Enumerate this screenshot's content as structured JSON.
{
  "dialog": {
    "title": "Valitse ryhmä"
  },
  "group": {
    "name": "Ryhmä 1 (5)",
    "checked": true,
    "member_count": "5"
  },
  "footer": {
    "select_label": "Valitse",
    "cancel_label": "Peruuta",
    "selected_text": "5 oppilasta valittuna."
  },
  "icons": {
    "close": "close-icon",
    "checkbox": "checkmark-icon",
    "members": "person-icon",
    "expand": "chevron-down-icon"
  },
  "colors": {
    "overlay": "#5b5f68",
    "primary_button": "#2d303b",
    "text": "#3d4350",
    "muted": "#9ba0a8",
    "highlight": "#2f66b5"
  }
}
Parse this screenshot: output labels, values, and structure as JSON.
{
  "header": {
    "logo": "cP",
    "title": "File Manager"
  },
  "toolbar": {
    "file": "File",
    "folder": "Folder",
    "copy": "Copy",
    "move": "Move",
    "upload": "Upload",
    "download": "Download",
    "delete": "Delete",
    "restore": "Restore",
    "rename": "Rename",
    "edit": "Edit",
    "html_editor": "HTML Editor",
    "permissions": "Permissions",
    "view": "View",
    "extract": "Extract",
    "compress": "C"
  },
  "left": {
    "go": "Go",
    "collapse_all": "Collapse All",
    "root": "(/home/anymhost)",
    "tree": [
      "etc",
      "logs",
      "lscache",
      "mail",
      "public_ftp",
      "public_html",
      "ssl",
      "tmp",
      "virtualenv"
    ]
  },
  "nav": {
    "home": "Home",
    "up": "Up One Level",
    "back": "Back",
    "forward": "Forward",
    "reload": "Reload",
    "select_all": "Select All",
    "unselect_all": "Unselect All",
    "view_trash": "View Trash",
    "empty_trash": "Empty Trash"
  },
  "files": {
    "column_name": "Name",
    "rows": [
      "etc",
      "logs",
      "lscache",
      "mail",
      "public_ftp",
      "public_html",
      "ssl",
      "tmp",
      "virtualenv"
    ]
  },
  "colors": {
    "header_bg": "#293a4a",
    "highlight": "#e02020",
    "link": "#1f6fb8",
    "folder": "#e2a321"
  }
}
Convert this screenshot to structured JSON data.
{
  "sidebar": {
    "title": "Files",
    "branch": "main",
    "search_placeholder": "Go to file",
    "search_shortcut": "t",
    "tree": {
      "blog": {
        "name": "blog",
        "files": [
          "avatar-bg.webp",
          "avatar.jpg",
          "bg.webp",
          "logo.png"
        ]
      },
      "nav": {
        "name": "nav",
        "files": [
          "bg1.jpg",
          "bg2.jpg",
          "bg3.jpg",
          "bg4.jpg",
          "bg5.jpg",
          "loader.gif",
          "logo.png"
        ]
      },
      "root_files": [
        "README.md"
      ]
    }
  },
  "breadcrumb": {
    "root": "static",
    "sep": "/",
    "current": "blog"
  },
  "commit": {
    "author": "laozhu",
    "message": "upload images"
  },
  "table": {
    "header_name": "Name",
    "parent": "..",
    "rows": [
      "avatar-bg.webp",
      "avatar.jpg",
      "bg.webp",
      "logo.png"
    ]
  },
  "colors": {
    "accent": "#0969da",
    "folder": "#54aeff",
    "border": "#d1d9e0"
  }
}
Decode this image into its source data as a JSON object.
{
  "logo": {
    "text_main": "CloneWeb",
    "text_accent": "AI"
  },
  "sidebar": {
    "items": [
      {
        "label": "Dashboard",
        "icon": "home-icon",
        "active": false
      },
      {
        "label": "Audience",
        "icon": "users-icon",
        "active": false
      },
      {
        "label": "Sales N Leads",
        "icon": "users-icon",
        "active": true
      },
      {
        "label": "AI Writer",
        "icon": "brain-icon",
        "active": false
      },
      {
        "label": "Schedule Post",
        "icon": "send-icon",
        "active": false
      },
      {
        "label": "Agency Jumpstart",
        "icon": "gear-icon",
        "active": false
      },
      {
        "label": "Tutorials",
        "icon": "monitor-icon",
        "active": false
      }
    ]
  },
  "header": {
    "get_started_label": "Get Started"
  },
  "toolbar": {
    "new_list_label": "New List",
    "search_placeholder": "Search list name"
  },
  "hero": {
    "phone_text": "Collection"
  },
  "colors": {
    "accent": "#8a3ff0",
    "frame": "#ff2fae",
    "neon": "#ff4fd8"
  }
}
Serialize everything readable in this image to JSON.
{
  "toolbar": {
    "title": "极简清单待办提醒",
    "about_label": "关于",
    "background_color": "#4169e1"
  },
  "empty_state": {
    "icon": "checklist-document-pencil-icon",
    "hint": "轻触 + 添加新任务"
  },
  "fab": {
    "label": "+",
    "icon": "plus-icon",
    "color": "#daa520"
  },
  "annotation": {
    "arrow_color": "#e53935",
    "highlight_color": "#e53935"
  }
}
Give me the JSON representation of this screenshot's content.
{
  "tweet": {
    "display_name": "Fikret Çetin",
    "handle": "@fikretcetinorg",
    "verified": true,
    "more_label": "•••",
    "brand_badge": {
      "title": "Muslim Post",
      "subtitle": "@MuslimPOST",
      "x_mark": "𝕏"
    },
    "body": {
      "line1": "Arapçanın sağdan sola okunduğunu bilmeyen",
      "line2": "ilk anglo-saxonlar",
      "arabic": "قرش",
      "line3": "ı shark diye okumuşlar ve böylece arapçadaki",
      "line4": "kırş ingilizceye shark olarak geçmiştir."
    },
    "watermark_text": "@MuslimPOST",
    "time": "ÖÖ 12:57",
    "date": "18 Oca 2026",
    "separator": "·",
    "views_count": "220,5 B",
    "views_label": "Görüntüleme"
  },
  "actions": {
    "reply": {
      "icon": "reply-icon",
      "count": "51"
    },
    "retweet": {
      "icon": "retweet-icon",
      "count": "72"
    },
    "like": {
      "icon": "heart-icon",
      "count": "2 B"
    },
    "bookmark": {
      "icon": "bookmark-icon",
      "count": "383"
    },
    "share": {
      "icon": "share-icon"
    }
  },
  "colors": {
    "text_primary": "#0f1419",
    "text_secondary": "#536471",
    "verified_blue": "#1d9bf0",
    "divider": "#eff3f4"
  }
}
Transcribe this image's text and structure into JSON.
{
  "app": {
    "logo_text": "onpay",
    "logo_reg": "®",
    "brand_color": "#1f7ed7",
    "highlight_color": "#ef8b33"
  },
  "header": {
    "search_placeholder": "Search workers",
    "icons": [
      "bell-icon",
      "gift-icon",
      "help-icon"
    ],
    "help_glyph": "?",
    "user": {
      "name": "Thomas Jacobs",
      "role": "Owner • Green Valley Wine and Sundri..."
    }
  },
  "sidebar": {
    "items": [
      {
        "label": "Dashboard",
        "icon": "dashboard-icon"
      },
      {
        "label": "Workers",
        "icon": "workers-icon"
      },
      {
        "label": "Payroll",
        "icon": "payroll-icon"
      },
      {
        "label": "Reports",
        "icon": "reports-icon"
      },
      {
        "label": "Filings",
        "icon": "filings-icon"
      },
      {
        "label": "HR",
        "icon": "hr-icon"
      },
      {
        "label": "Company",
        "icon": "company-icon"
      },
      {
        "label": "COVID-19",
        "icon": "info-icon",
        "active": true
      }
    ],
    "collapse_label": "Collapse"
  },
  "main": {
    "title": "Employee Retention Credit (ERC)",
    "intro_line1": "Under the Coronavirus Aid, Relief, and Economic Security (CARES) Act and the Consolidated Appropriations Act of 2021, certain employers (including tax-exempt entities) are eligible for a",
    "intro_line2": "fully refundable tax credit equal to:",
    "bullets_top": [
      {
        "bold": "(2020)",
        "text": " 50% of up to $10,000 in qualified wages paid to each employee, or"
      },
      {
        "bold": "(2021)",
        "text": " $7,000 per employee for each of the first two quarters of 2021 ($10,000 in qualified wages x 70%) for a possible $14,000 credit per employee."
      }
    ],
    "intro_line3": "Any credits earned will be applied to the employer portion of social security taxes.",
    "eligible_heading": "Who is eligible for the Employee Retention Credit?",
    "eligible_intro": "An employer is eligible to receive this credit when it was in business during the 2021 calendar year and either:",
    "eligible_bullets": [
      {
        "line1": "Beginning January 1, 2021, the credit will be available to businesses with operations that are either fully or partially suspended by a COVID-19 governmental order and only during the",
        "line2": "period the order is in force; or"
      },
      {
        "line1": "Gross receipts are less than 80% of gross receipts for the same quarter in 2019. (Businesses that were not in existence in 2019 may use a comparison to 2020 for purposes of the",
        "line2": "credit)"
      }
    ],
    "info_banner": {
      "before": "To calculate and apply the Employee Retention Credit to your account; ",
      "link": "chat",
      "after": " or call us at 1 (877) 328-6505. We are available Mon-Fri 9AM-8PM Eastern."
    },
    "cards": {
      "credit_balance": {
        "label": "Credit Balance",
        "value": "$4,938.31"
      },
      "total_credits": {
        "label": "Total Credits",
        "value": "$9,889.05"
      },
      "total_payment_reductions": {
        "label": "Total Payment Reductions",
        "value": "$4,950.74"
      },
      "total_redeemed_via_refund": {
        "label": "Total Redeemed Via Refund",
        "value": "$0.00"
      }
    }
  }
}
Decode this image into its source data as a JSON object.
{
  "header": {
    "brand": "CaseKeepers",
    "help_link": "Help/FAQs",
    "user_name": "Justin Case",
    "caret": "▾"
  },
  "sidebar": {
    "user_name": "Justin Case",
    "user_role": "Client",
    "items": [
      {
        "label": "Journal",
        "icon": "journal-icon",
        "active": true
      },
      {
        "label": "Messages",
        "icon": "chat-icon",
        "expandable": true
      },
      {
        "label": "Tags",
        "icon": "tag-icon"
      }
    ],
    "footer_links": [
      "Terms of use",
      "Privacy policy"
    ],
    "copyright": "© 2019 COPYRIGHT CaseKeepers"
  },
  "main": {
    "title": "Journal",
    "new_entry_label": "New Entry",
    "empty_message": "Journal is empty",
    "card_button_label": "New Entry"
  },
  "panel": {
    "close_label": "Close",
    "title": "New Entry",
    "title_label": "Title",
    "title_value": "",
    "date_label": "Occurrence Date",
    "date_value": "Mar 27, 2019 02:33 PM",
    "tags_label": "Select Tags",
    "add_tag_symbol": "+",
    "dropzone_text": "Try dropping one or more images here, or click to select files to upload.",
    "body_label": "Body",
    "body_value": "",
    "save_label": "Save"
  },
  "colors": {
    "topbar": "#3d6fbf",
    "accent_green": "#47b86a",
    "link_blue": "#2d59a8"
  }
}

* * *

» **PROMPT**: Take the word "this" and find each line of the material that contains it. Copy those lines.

» **TASK SOLUTION**:
Enumerate this screenshot's content as structured JSON.
Parse this screenshot: output labels, values, and structure as JSON.
Convert this screenshot to structured JSON data.
Decode this image into its source data as a JSON object.
Serialize everything readable in this image to JSON.
Give me the JSON representation of this screenshot's content.
Transcribe this image's text and structure into JSON.
    "eligible_intro": "An employer is eligible to receive this credit when it was in business during the 2021 calendar year and either:",
Decode this image into its source data as a JSON object.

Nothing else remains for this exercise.